Ductal carcinoma in situ (DCIS) of the breast is diagnosed more and more often in the Netherlands as a result of mammographic population screening and improved mammography techniques. Mastectomy and local excision, with or without radiotherapy, are used for the treatment of DCIS, but breast-conserving therapy seems a logical option in view of the favourable prognosis. Radiotherapy following total excision of DCIS reduces the local recurrence rate by half. Incomplete excision of DCIS is associated with a higher rate of local recurrence, which is invasive in about 50% of the cases and can therefore affect the prognosis adversely. There are conflicting opinions in the literature as to which patients with DCIS can be treated with breast-conserving therapy and whether local excision should be followed by radiotherapy, as is the case for breast-conserving treatment of invasive mammary carcinoma. The diagnosis and treatment of DCIS are therefore complex and require a multidisciplinary approach. Patients may be selected for breast-conserving therapy on the basis of diagnostic characteristics and risk factors.

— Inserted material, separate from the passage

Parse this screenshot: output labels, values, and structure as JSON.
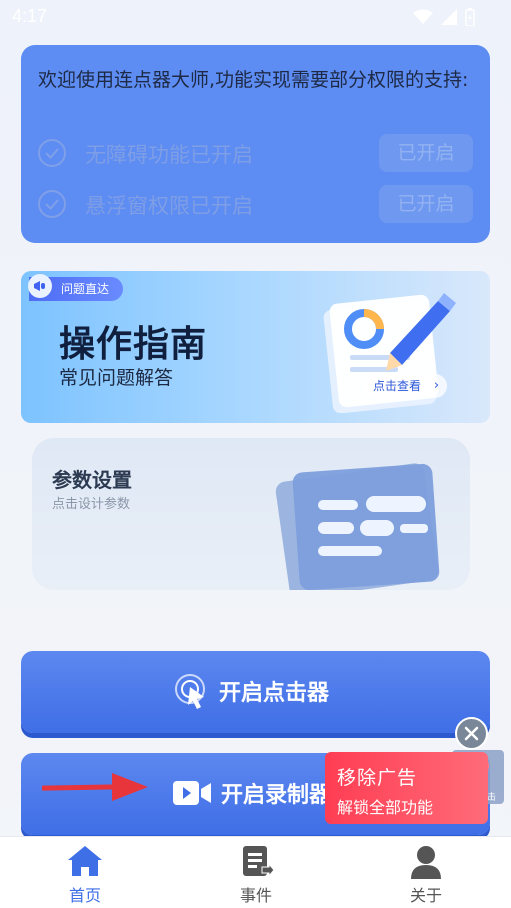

|Journal||Nederlands Tijdschrift voor Geneeskunde|
|Publication status||Published - 2003|